“There’s no one who does it like I do,” Kern said. “My craft is totally unique to me. It should be personal if you want to do it right.”

Traditional practices, like reading tarot or working with runes or sigils, have become a regular part of his life, but he said the key is to fill whatever he is doing with intent.

Online, witches can find others with a shared interest. There are Facebook groups with thousands of members and over 2.5 million Instagram posts tagged with #witchesofinstagram.

Sophomore ethnic studies major and psychology minor Ky Wilson said she is thankful for these online communities as they are places where witches can collaborate or give advice to one another.

Wilson identifies as a “bruja,” or a witch practicing in a cultural context, and began practicing a year ago following the death of her great grandmother. Wilson recalled the day she inherited her gifts from her grandmother, who was an active bruja herself.

“That was the day my whole perspective of life just changed,” Wilson said.

Bruja tradition is typically more spiritual, but Wilson has integrated more earth-bound practices into her daily life. Some of her favorites include working with oils and crystals, speaking to ancestors while meditating, and reading candles and tarot.

She said being a bruja is something one is born in to, and while she said she was hesitant to embrace her new identify at first, the practice has brought her peace and an understanding of the world.

“I have an understanding of why things happen,” Wilson said. “(Practicing the craft) opens you up and gives you a broader understanding of the world.”

Similarly, senior education major Samantha Provines’ practice is deeply rooted in an understanding of the properties of the world around her and appreciating how natural rhythms, like the position of the moon, influence her life.
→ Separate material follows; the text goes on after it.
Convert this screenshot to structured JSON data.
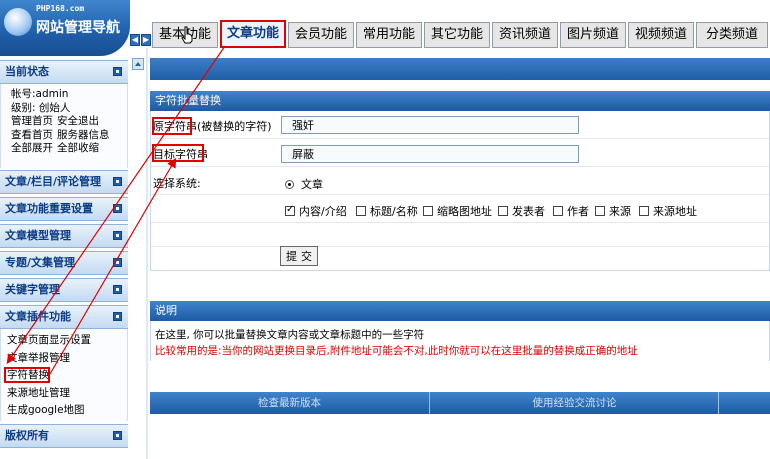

Provines is a self-identified hedgewitch, or someone who uses plants at the center of their craft.

“There are magical properties of the earth,” Provines said. “You’ve got to be conscious of it.”

Provines began her practice two years ago after reading feminist literature that described the empowerment of witchcraft. To Provines, the craft is about fostering self-growth in addition to this newfound empowerment – astrology as an example.

She said people often use their star signs to excuse their behavior, but they should instead use the traits of their signs to recognize their poor behavior and weaknesses in order to grow.

Provines is focused on being her best self. “It’s not like I’m walking around the union going, ‘Abracadabra!’” Provines said.  

Those who practice the craft are expressing themselves and getting more in touch with the world around them. “We are not what you think we are,” Kern said. “We come in every size, shape, and thought. Just let us be about that.”